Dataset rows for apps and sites
* * * *

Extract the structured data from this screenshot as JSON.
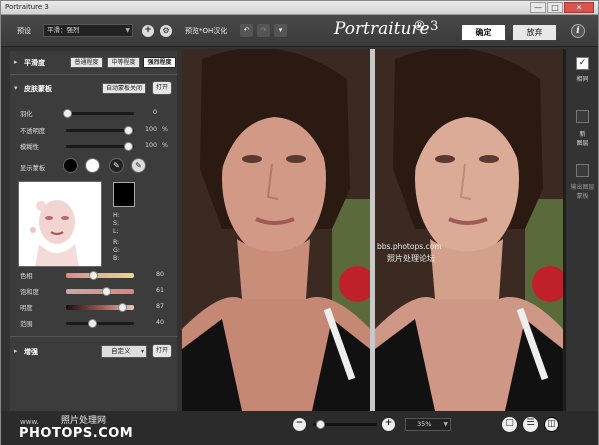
{
  "window": {
    "title": "Portraiture 3",
    "minimize": "—",
    "maximize": "□",
    "close": "✕"
  },
  "toolbar": {
    "preset_label": "预设",
    "preset_value": "平滑：强烈",
    "preview_label": "预览*OH汉化",
    "brand": "Portraiture",
    "brand_suffix": "® 3",
    "ok": "确定",
    "cancel": "放弃",
    "help": "i"
  },
  "panel": {
    "smoothing": {
      "title": "平滑度",
      "btn_normal": "普通程度",
      "btn_medium": "中等程度",
      "btn_strong": "强烈程度"
    },
    "skin": {
      "title": "皮肤蒙板",
      "auto_mask": "自动蒙板关闭",
      "open": "打开",
      "sliders": [
        {
          "label": "羽化",
          "value": "0",
          "pct": ""
        },
        {
          "label": "不透明度",
          "value": "100",
          "pct": "%"
        },
        {
          "label": "模糊性",
          "value": "100",
          "pct": "%"
        }
      ],
      "show_mask": "显示蒙板",
      "readouts": {
        "h": "H:",
        "s": "S:",
        "l": "L:",
        "r": "R:",
        "g": "G:",
        "b": "B:"
      },
      "color_sliders": [
        {
          "label": "色相",
          "value": "80"
        },
        {
          "label": "饱和度",
          "value": "61"
        },
        {
          "label": "明度",
          "value": "87"
        },
        {
          "label": "范围",
          "value": "40"
        }
      ]
    },
    "enhance": {
      "title": "增强",
      "custom": "自定义",
      "open": "打开"
    }
  },
  "image": {
    "watermark_site": "bbs.photops.com",
    "watermark_text": "照片处理论坛"
  },
  "rightbar": {
    "tile_label": "相同",
    "new_label": "新",
    "new_label2": "图层",
    "output_label": "输出图层",
    "output_label2": "蒙板"
  },
  "bottom": {
    "zoom": "35%",
    "logo_line1": "照片处理网",
    "logo_www": "www.",
    "logo_main": "PHOTOPS.COM"
  }
}
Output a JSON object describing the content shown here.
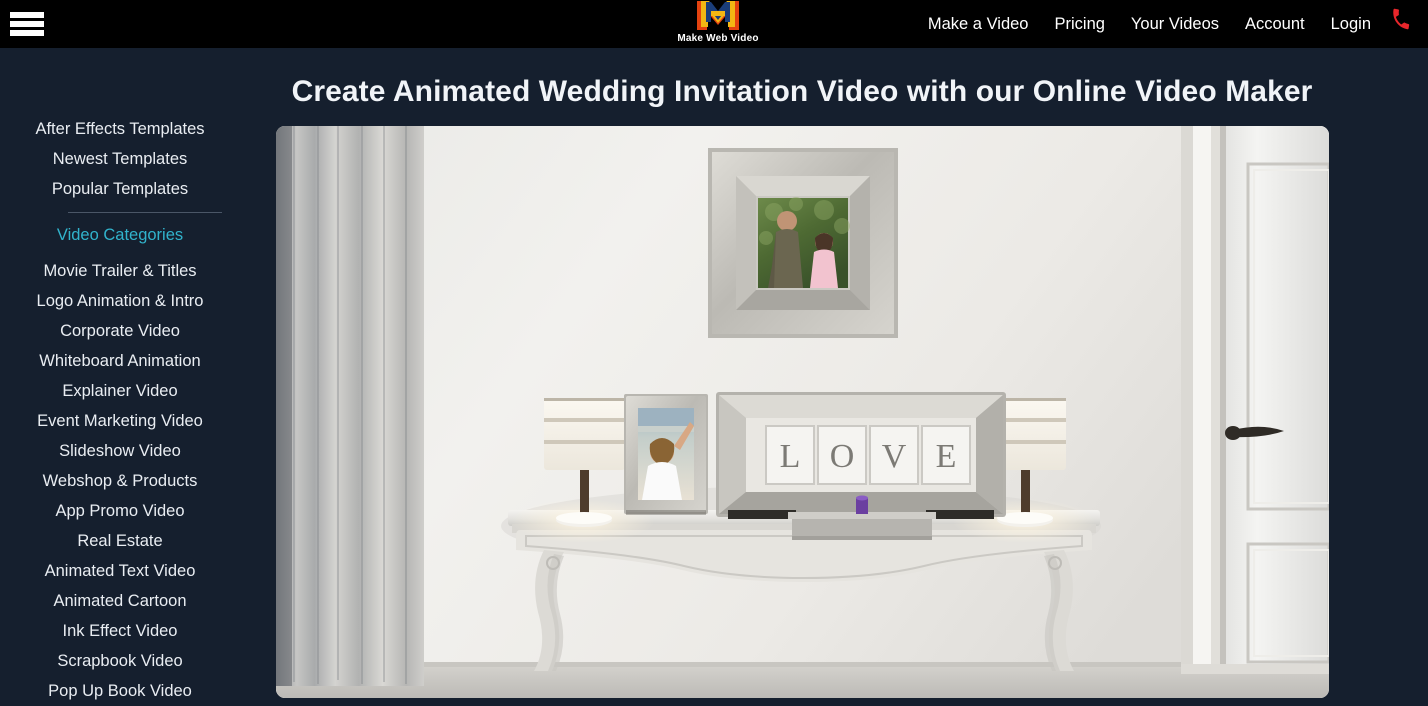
{
  "topbar": {
    "menu_icon": "hamburger-menu-icon",
    "logo": {
      "icon": "make-web-video-logo-icon",
      "text": "Make Web Video",
      "colors": {
        "outer": "#e4420f",
        "middle": "#f3b713",
        "inner": "#1b3e7a"
      }
    },
    "nav": [
      {
        "label": "Make a Video",
        "name": "nav-make-a-video"
      },
      {
        "label": "Pricing",
        "name": "nav-pricing"
      },
      {
        "label": "Your Videos",
        "name": "nav-your-videos"
      },
      {
        "label": "Account",
        "name": "nav-account"
      },
      {
        "label": "Login",
        "name": "nav-login"
      }
    ],
    "phone": {
      "icon": "phone-icon",
      "glyph": "☎",
      "color": "#e8262b"
    },
    "background": "#000000"
  },
  "page": {
    "title": "Create Animated Wedding Invitation Video with our Online Video Maker",
    "background": "#151f2e",
    "accent": "#31b3cc"
  },
  "sidebar": {
    "top_links": [
      {
        "label": "After Effects Templates",
        "name": "sidebar-item-after-effects-templates"
      },
      {
        "label": "Newest Templates",
        "name": "sidebar-item-newest-templates"
      },
      {
        "label": "Popular Templates",
        "name": "sidebar-item-popular-templates"
      }
    ],
    "section_heading": {
      "label": "Video Categories",
      "name": "sidebar-heading-video-categories"
    },
    "categories": [
      {
        "label": "Movie Trailer & Titles",
        "name": "sidebar-item-movie-trailer-titles"
      },
      {
        "label": "Logo Animation & Intro",
        "name": "sidebar-item-logo-animation-intro"
      },
      {
        "label": "Corporate Video",
        "name": "sidebar-item-corporate-video"
      },
      {
        "label": "Whiteboard Animation",
        "name": "sidebar-item-whiteboard-animation"
      },
      {
        "label": "Explainer Video",
        "name": "sidebar-item-explainer-video"
      },
      {
        "label": "Event Marketing Video",
        "name": "sidebar-item-event-marketing-video"
      },
      {
        "label": "Slideshow Video",
        "name": "sidebar-item-slideshow-video"
      },
      {
        "label": "Webshop & Products",
        "name": "sidebar-item-webshop-products"
      },
      {
        "label": "App Promo Video",
        "name": "sidebar-item-app-promo-video"
      },
      {
        "label": "Real Estate",
        "name": "sidebar-item-real-estate"
      },
      {
        "label": "Animated Text Video",
        "name": "sidebar-item-animated-text-video"
      },
      {
        "label": "Animated Cartoon",
        "name": "sidebar-item-animated-cartoon"
      },
      {
        "label": "Ink Effect Video",
        "name": "sidebar-item-ink-effect-video"
      },
      {
        "label": "Scrapbook Video",
        "name": "sidebar-item-scrapbook-video"
      },
      {
        "label": "Pop Up Book Video",
        "name": "sidebar-item-pop-up-book-video"
      }
    ]
  },
  "stage": {
    "name": "video-preview",
    "scene": "wedding invitation template preview: white room interior with curtain, framed couple photo on wall, ornate console table with LOVE letter frame, two photo frames and two table lamps, white panel door on right",
    "love_letters": [
      "L",
      "O",
      "V",
      "E"
    ]
  }
}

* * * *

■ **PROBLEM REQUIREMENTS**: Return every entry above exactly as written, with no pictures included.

■ **REPLY TO THE TASK**:
Extract the structured data from this screenshot as JSON.
{
  "window": {
    "title": "Portraiture 3",
    "minimize": "—",
    "maximize": "□",
    "close": "✕"
  },
  "toolbar": {
    "preset_label": "预设",
    "preset_value": "平滑：强烈",
    "preview_label": "预览*OH汉化",
    "brand": "Portraiture",
    "brand_suffix": "® 3",
    "ok": "确定",
    "cancel": "放弃",
    "help": "i"
  },
  "panel": {
    "smoothing": {
      "title": "平滑度",
      "btn_normal": "普通程度",
      "btn_medium": "中等程度",
      "btn_strong": "强烈程度"
    },
    "skin": {
      "title": "皮肤蒙板",
      "auto_mask": "自动蒙板关闭",
      "open": "打开",
      "sliders": [
        {
          "label": "羽化",
          "value": "0",
          "pct": ""
        },
        {
          "label": "不透明度",
          "value": "100",
          "pct": "%"
        },
        {
          "label": "模糊性",
          "value": "100",
          "pct": "%"
        }
      ],
      "show_mask": "显示蒙板",
      "readouts": {
        "h": "H:",
        "s": "S:",
        "l": "L:",
        "r": "R:",
        "g": "G:",
        "b": "B:"
      },
      "color_sliders": [
        {
          "label": "色相",
          "value": "80"
        },
        {
          "label": "饱和度",
          "value": "61"
        },
        {
          "label": "明度",
          "value": "87"
        },
        {
          "label": "范围",
          "value": "40"
        }
      ]
    },
    "enhance": {
      "title": "增强",
      "custom": "自定义",
      "open": "打开"
    }
  },
  "image": {
    "watermark_site": "bbs.photops.com",
    "watermark_text": "照片处理论坛"
  },
  "rightbar": {
    "tile_label": "相同",
    "new_label": "新",
    "new_label2": "图层",
    "output_label": "输出图层",
    "output_label2": "蒙板"
  },
  "bottom": {
    "zoom": "35%",
    "logo_line1": "照片处理网",
    "logo_www": "www.",
    "logo_main": "PHOTOPS.COM"
  }
}
Output a JSON object describing the content shown here.
{
  "topbar": {
    "menu_icon": "hamburger-menu-icon",
    "logo": {
      "icon": "make-web-video-logo-icon",
      "text": "Make Web Video",
      "colors": {
        "outer": "#e4420f",
        "middle": "#f3b713",
        "inner": "#1b3e7a"
      }
    },
    "nav": [
      {
        "label": "Make a Video",
        "name": "nav-make-a-video"
      },
      {
        "label": "Pricing",
        "name": "nav-pricing"
      },
      {
        "label": "Your Videos",
        "name": "nav-your-videos"
      },
      {
        "label": "Account",
        "name": "nav-account"
      },
      {
        "label": "Login",
        "name": "nav-login"
      }
    ],
    "phone": {
      "icon": "phone-icon",
      "glyph": "☎",
      "color": "#e8262b"
    },
    "background": "#000000"
  },
  "page": {
    "title": "Create Animated Wedding Invitation Video with our Online Video Maker",
    "background": "#151f2e",
    "accent": "#31b3cc"
  },
  "sidebar": {
    "top_links": [
      {
        "label": "After Effects Templates",
        "name": "sidebar-item-after-effects-templates"
      },
      {
        "label": "Newest Templates",
        "name": "sidebar-item-newest-templates"
      },
      {
        "label": "Popular Templates",
        "name": "sidebar-item-popular-templates"
      }
    ],
    "section_heading": {
      "label": "Video Categories",
      "name": "sidebar-heading-video-categories"
    },
    "categories": [
      {
        "label": "Movie Trailer & Titles",
        "name": "sidebar-item-movie-trailer-titles"
      },
      {
        "label": "Logo Animation & Intro",
        "name": "sidebar-item-logo-animation-intro"
      },
      {
        "label": "Corporate Video",
        "name": "sidebar-item-corporate-video"
      },
      {
        "label": "Whiteboard Animation",
        "name": "sidebar-item-whiteboard-animation"
      },
      {
        "label": "Explainer Video",
        "name": "sidebar-item-explainer-video"
      },
      {
        "label": "Event Marketing Video",
        "name": "sidebar-item-event-marketing-video"
      },
      {
        "label": "Slideshow Video",
        "name": "sidebar-item-slideshow-video"
      },
      {
        "label": "Webshop & Products",
        "name": "sidebar-item-webshop-products"
      },
      {
        "label": "App Promo Video",
        "name": "sidebar-item-app-promo-video"
      },
      {
        "label": "Real Estate",
        "name": "sidebar-item-real-estate"
      },
      {
        "label": "Animated Text Video",
        "name": "sidebar-item-animated-text-video"
      },
      {
        "label": "Animated Cartoon",
        "name": "sidebar-item-animated-cartoon"
      },
      {
        "label": "Ink Effect Video",
        "name": "sidebar-item-ink-effect-video"
      },
      {
        "label": "Scrapbook Video",
        "name": "sidebar-item-scrapbook-video"
      },
      {
        "label": "Pop Up Book Video",
        "name": "sidebar-item-pop-up-book-video"
      }
    ]
  },
  "stage": {
    "name": "video-preview",
    "scene": "wedding invitation template preview: white room interior with curtain, framed couple photo on wall, ornate console table with LOVE letter frame, two photo frames and two table lamps, white panel door on right",
    "love_letters": [
      "L",
      "O",
      "V",
      "E"
    ]
  }
}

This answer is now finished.